FOR IMMEDIATE RELEASE
Office of Public Affairs
Loyola University New Orleans
Loyola's Jazz Underground series continues with ‘Battle of the Tenors'
The Jazz Underground Series at Loyola University New Orleans continues with "Battle of the Tenors," featuring saxophonists Tony Dagradi and Derek Douget, on Thursday, March 1 at 7:30 p.m. in Satchmo's, located in the basement of the Danna Student Center on the university's main campus.

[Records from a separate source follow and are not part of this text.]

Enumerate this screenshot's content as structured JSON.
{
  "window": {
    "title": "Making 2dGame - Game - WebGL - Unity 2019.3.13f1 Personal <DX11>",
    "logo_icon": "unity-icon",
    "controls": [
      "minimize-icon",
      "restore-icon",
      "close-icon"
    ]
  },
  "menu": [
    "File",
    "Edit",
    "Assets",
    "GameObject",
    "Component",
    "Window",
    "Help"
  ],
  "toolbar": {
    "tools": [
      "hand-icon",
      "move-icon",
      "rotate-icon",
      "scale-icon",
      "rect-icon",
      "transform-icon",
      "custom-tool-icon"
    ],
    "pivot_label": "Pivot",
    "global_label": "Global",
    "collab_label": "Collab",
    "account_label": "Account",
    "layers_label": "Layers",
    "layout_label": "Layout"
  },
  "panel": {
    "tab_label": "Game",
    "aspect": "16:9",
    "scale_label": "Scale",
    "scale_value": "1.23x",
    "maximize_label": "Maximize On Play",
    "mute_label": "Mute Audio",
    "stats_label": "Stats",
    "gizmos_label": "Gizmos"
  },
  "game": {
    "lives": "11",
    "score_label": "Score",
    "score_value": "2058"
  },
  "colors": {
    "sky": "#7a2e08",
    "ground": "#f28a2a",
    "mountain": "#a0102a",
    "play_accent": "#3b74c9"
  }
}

According to Dagradi, who is also a professor at Loyola's College of Music and Fine Arts, one of the great traditions throughout all eras of jazz music is the "tenor battle," wherein two master proponents of the tenor saxophone engage in a friendly competition of skill, technique and inventiveness in a jam session-like atmosphere. A longstanding tradition among jazz musicians, famous collaborations include "battles" between Gene Ammons and Sonny Stitt, Johnny Griffin and Eddie "Lockjaw Davis," Al Cohn and "Zoot" Sims and Sonny Rolling and John Coltrane.
Tickets are $10 for general admission, $5 for Loyola faculty and staff, and free for Loyola students. Tickets are available online at www.montage.loyno.edu or by calling 504-865-2074, and will also be available at the door 30 minutes prior to the performance. Free parking is available in the West Road Garag, which is accessible from St. Charles Avenue.

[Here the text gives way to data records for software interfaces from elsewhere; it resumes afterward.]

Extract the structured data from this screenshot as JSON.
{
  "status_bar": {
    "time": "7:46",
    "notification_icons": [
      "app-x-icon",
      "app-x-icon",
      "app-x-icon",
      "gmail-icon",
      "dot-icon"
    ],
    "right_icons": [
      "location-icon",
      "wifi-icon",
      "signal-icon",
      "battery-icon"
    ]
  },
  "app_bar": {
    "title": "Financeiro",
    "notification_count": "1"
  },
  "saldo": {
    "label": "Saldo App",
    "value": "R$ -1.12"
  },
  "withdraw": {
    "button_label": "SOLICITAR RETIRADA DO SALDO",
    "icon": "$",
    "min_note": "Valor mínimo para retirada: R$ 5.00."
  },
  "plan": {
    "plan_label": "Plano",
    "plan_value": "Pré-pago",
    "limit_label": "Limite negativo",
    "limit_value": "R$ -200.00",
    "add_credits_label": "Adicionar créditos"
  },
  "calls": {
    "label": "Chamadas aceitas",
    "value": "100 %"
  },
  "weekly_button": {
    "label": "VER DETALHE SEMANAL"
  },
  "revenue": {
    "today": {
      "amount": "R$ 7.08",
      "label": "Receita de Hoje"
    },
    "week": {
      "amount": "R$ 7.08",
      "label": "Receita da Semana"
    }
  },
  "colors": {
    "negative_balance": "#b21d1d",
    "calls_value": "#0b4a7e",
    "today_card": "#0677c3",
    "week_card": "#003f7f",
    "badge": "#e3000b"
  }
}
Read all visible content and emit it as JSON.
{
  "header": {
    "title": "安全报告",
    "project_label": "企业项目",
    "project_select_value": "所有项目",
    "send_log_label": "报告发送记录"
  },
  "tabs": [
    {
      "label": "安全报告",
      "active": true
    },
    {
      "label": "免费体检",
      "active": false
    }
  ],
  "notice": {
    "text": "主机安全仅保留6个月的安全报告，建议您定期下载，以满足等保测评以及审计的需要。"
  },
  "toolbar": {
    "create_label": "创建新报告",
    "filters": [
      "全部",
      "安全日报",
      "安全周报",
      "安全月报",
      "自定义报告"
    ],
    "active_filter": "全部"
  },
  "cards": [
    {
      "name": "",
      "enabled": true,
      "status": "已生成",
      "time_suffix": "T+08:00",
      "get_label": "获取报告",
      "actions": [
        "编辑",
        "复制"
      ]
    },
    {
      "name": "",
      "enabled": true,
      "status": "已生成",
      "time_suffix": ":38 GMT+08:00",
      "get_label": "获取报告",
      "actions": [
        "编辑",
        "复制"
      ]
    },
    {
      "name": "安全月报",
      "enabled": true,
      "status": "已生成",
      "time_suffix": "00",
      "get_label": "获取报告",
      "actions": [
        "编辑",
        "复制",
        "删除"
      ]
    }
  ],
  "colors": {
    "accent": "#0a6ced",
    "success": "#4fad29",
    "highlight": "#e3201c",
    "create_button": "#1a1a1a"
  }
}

Dagradi, well-known for his work with the award-winning, cutting-edge jazz quartet Astral Project, is an internationally recognized performer, composer, author and educator. For more than three decades, he has made is home in New Orleans, performing on tenor and soprano sax with many of the Crescent City's most talented artists.
A New Orleans native, Douget has performed as a sideman with many top jazz artists, including Ellis Marsalis, Nicholas Payton, Elvin Jones, Randy Brecker and the New Orleans Jazz Orchestra, among others. His recording as a bandleader, "Perpetual Motion," exhibits the broad range of a talented young artist. Douget's music is informed by the unique perspective often characteristic of New Orleans musicians-peppered with the Afro-Caribbean influence that the Crescent City embodies.
For more information, contact Jess Brown in Loyola's Office of Public Affairs at firstname.lastname@example.org or call 504-861-5882.